__To do__: Only the text of the records belongs in the answer, copied exactly, with every picture omitted.

__Records for processing__:
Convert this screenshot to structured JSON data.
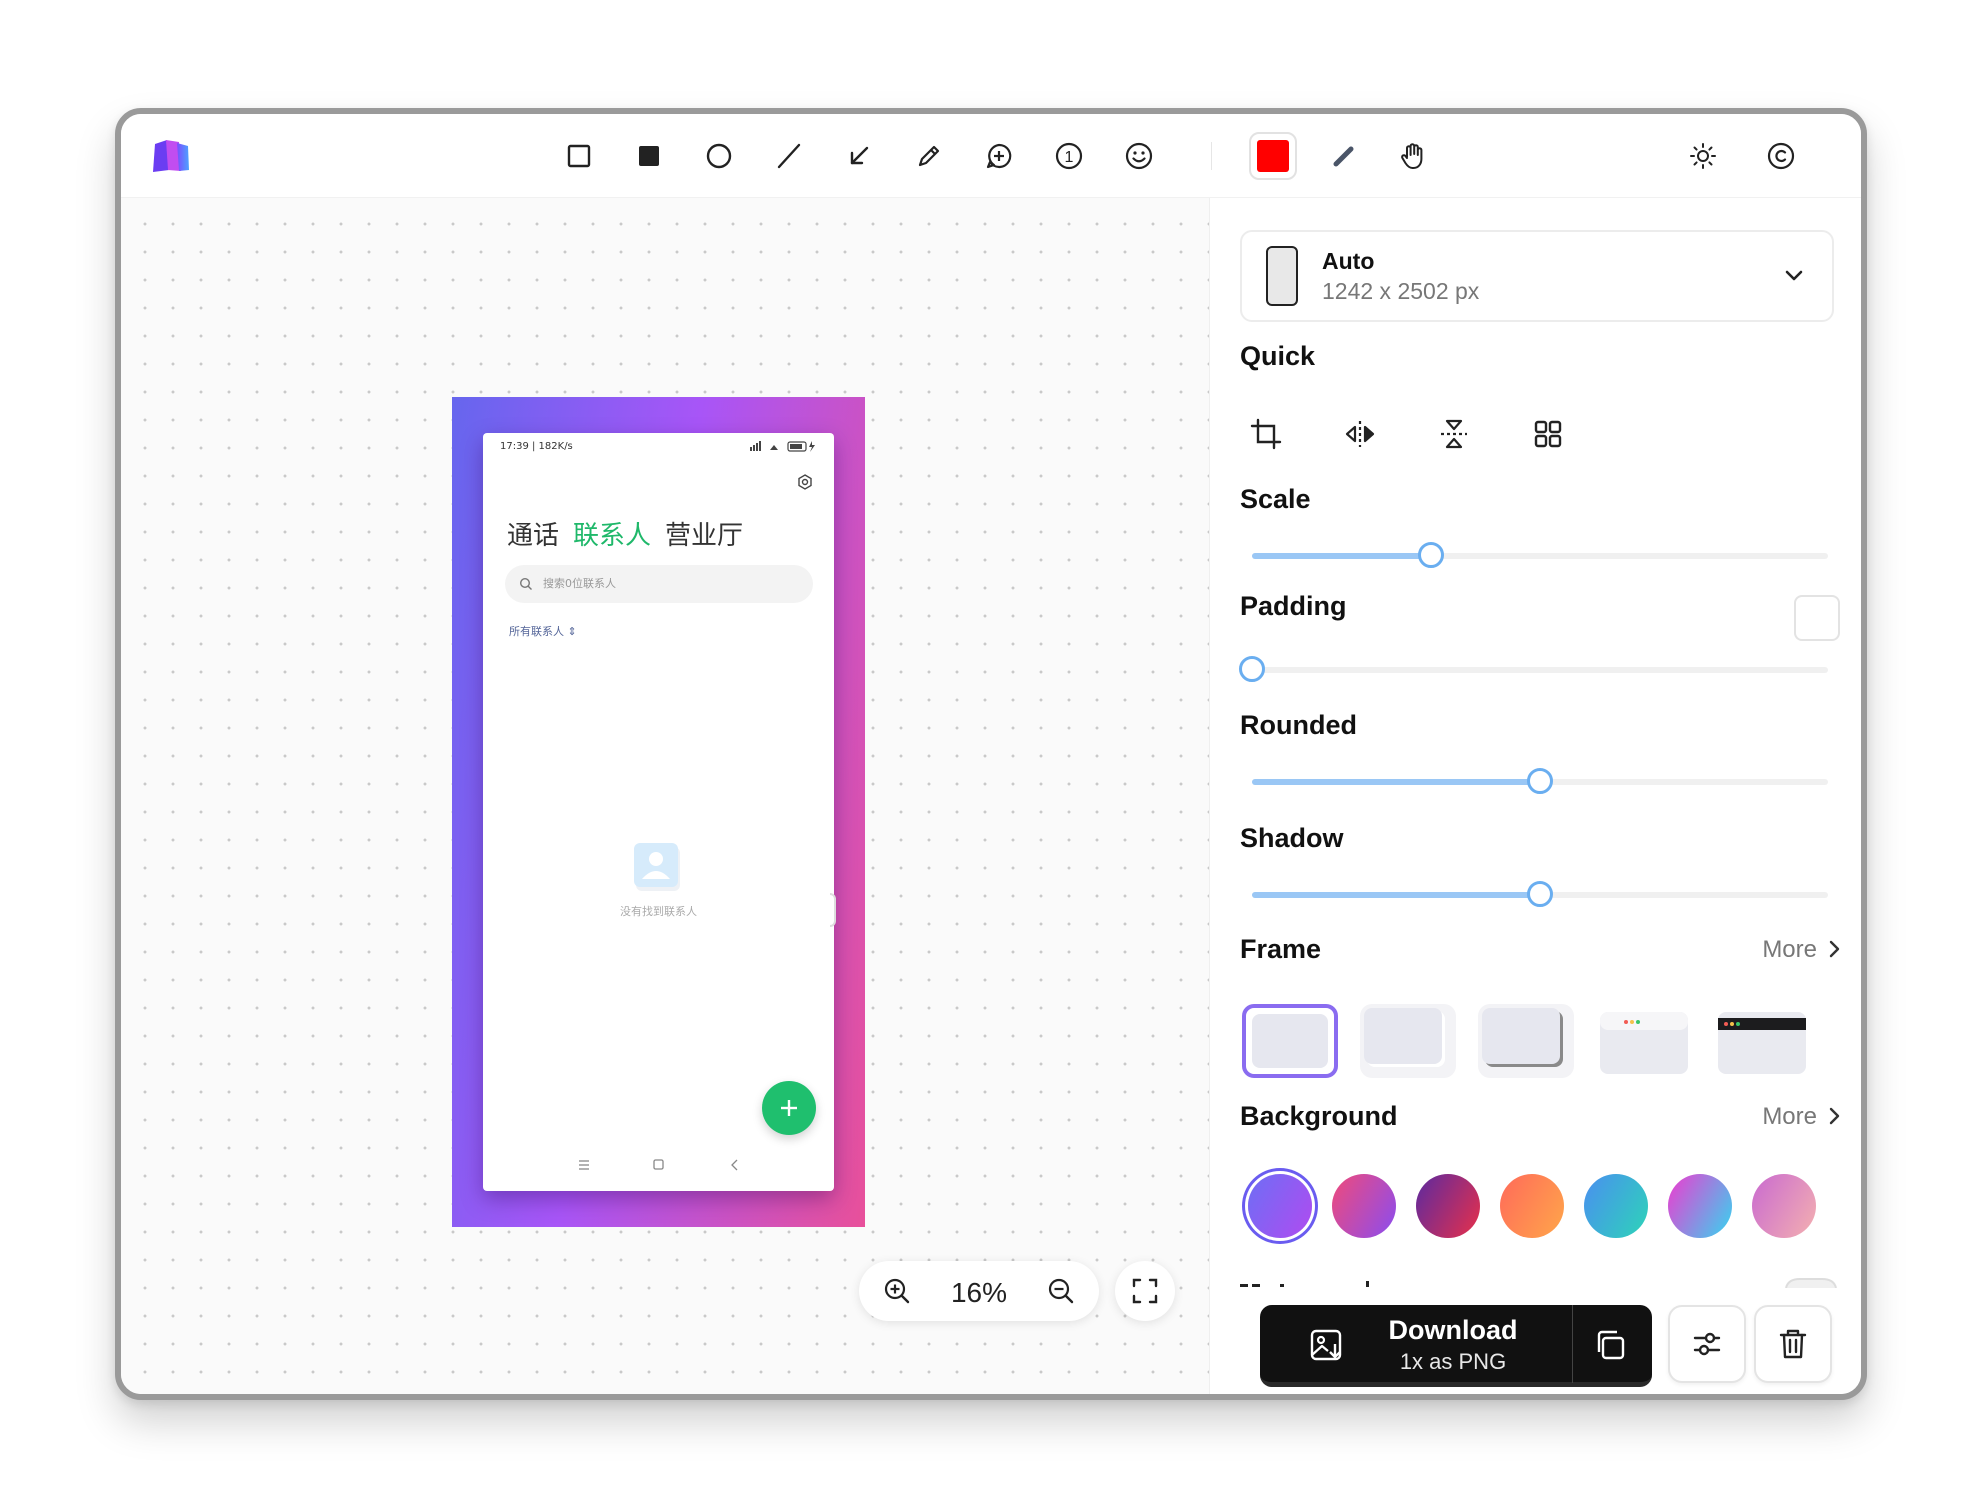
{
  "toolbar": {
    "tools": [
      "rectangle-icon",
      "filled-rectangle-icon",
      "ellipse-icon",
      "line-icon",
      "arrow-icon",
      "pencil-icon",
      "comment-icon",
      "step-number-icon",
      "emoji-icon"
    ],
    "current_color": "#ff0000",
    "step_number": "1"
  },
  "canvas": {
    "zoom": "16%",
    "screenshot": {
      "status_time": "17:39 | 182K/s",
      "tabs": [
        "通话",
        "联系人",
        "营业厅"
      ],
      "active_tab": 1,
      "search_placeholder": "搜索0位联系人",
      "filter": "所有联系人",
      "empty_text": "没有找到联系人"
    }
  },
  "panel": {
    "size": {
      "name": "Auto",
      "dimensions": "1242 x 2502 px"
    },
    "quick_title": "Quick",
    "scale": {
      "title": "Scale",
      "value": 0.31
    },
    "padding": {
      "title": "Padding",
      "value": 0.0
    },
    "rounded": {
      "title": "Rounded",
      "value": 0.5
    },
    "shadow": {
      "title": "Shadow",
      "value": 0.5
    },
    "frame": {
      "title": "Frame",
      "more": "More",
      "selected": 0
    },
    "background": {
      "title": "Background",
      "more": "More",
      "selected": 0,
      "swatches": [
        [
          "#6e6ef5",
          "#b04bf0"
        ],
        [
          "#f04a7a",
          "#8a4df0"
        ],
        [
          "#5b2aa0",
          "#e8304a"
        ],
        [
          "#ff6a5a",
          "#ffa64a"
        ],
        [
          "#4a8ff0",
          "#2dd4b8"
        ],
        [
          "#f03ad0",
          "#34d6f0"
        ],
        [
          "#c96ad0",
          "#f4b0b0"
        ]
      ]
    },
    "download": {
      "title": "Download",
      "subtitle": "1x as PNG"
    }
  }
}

__Exercise solution__:
Convert this screenshot to structured JSON data.
{
  "toolbar": {
    "tools": [
      "rectangle-icon",
      "filled-rectangle-icon",
      "ellipse-icon",
      "line-icon",
      "arrow-icon",
      "pencil-icon",
      "comment-icon",
      "step-number-icon",
      "emoji-icon"
    ],
    "current_color": "#ff0000",
    "step_number": "1"
  },
  "canvas": {
    "zoom": "16%",
    "screenshot": {
      "status_time": "17:39 | 182K/s",
      "tabs": [
        "通话",
        "联系人",
        "营业厅"
      ],
      "active_tab": 1,
      "search_placeholder": "搜索0位联系人",
      "filter": "所有联系人",
      "empty_text": "没有找到联系人"
    }
  },
  "panel": {
    "size": {
      "name": "Auto",
      "dimensions": "1242 x 2502 px"
    },
    "quick_title": "Quick",
    "scale": {
      "title": "Scale",
      "value": 0.31
    },
    "padding": {
      "title": "Padding",
      "value": 0.0
    },
    "rounded": {
      "title": "Rounded",
      "value": 0.5
    },
    "shadow": {
      "title": "Shadow",
      "value": 0.5
    },
    "frame": {
      "title": "Frame",
      "more": "More",
      "selected": 0
    },
    "background": {
      "title": "Background",
      "more": "More",
      "selected": 0,
      "swatches": [
        [
          "#6e6ef5",
          "#b04bf0"
        ],
        [
          "#f04a7a",
          "#8a4df0"
        ],
        [
          "#5b2aa0",
          "#e8304a"
        ],
        [
          "#ff6a5a",
          "#ffa64a"
        ],
        [
          "#4a8ff0",
          "#2dd4b8"
        ],
        [
          "#f03ad0",
          "#34d6f0"
        ],
        [
          "#c96ad0",
          "#f4b0b0"
        ]
      ]
    },
    "download": {
      "title": "Download",
      "subtitle": "1x as PNG"
    }
  }
}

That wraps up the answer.